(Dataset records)
* * * *

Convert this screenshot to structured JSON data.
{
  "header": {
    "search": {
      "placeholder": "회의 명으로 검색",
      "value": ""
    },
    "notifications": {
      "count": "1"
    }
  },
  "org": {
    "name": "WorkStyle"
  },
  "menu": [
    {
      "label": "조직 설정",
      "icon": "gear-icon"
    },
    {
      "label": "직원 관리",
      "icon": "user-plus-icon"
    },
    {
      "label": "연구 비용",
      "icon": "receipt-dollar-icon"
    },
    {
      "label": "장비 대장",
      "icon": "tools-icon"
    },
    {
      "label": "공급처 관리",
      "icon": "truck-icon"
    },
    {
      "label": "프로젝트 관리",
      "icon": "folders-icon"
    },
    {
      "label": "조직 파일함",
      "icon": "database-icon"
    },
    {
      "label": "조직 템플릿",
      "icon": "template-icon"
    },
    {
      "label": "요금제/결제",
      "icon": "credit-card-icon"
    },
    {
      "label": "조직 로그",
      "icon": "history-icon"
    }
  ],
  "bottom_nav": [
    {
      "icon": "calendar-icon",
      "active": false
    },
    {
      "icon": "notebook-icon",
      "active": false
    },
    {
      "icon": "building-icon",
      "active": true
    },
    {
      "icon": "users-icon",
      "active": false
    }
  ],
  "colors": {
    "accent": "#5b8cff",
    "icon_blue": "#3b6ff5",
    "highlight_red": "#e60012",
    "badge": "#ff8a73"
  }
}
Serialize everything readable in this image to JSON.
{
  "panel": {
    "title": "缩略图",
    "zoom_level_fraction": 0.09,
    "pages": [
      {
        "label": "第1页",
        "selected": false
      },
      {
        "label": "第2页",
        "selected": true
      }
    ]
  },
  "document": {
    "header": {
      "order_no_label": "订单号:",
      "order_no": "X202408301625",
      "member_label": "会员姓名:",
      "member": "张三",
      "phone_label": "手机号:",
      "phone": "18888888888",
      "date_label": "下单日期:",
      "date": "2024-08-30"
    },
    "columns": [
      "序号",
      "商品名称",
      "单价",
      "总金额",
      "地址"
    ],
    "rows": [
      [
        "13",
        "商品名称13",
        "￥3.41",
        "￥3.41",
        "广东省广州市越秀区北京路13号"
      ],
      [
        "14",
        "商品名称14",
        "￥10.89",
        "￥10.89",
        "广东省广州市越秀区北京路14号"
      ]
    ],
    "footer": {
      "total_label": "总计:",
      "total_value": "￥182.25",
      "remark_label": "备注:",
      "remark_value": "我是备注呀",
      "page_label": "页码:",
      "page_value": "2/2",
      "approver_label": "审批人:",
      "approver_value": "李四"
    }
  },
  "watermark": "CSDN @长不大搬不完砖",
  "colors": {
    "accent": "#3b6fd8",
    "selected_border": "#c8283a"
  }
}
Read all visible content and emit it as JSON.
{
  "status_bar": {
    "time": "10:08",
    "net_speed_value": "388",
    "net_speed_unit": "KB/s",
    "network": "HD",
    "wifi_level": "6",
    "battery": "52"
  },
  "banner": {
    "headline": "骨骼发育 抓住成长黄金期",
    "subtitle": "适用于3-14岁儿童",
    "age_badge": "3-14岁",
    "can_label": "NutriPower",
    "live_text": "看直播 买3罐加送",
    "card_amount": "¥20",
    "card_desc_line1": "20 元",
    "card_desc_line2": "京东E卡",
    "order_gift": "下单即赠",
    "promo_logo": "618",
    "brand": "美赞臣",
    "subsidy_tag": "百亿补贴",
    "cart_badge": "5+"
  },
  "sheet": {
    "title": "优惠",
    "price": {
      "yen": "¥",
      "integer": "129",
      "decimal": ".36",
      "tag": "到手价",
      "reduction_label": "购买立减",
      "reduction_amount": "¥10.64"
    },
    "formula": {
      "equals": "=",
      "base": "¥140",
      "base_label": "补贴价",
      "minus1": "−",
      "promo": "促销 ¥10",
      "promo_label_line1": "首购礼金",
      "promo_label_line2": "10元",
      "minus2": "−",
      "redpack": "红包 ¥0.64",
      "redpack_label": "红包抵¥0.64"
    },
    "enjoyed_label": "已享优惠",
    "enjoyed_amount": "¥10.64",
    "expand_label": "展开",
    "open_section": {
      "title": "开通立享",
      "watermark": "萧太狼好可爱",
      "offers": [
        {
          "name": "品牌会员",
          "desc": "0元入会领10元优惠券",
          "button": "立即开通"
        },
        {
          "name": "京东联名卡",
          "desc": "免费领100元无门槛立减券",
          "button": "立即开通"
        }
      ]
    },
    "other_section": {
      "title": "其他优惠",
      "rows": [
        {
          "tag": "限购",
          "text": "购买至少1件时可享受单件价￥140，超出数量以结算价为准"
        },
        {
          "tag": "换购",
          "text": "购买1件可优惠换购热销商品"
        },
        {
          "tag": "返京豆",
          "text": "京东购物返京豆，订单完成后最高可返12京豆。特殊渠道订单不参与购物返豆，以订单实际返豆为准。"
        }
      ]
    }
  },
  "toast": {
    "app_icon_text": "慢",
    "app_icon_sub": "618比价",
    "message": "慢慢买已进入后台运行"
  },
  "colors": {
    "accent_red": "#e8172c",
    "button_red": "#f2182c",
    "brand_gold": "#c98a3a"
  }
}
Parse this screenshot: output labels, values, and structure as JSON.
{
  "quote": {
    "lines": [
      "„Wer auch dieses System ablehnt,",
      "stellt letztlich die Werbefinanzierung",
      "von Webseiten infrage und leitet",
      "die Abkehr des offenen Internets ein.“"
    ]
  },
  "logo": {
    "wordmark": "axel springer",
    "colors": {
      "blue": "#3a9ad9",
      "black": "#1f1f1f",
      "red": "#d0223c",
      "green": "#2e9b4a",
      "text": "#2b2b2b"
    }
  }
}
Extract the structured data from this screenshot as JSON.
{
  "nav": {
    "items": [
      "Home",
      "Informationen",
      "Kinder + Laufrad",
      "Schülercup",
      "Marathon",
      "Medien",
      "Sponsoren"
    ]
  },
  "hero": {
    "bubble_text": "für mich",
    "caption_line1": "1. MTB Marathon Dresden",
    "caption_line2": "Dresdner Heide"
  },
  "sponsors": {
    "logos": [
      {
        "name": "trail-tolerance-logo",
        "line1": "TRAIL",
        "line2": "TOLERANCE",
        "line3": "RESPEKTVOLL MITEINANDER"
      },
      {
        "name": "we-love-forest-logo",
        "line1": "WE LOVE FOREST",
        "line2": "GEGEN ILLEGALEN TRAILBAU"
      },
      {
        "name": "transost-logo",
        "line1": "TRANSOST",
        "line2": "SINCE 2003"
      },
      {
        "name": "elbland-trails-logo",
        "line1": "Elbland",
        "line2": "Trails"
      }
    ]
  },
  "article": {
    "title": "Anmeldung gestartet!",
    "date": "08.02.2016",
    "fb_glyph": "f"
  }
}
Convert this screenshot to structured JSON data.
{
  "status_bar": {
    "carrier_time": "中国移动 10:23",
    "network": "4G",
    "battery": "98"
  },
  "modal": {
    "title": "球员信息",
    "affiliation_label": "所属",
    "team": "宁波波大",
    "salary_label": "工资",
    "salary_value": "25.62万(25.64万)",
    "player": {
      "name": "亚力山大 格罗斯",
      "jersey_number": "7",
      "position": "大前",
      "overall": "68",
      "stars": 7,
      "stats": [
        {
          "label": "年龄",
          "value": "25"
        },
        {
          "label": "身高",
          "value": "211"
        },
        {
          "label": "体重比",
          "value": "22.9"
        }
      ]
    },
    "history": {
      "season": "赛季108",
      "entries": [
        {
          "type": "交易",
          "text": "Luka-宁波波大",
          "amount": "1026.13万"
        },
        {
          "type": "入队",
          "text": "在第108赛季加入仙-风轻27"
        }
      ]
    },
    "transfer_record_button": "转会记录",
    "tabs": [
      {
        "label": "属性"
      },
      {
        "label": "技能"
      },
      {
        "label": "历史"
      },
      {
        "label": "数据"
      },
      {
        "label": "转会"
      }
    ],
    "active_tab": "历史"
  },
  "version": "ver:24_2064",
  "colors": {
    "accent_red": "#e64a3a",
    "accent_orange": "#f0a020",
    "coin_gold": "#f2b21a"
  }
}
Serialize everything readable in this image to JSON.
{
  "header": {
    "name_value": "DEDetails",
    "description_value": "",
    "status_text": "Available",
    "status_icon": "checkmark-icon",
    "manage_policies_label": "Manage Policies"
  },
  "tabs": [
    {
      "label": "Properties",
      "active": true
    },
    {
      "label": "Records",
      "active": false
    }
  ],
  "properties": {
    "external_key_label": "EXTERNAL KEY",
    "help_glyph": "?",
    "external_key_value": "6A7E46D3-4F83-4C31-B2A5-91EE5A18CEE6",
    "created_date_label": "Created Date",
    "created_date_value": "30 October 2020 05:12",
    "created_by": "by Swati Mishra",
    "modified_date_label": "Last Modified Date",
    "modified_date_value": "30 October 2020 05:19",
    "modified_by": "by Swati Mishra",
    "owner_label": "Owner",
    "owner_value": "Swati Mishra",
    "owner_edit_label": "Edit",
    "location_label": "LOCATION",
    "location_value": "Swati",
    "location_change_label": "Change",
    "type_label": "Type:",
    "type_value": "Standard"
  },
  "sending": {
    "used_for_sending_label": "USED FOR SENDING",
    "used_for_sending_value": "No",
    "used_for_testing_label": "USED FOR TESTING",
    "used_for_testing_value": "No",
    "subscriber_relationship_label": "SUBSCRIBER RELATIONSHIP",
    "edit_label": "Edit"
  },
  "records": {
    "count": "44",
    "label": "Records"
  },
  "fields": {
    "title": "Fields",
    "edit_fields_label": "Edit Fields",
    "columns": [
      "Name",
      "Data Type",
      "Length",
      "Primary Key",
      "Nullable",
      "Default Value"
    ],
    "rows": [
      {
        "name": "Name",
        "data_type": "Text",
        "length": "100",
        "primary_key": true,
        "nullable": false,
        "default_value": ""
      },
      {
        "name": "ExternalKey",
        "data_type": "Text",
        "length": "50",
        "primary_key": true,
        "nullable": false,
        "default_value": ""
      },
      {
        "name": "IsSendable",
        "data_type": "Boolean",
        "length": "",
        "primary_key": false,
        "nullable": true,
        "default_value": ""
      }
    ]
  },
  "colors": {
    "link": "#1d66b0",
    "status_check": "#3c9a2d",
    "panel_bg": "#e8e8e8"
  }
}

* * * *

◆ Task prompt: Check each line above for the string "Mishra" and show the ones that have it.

◆ Reply:
    "created_by": "by Swati Mishra",
    "modified_by": "by Swati Mishra",
    "owner_value": "Swati Mishra",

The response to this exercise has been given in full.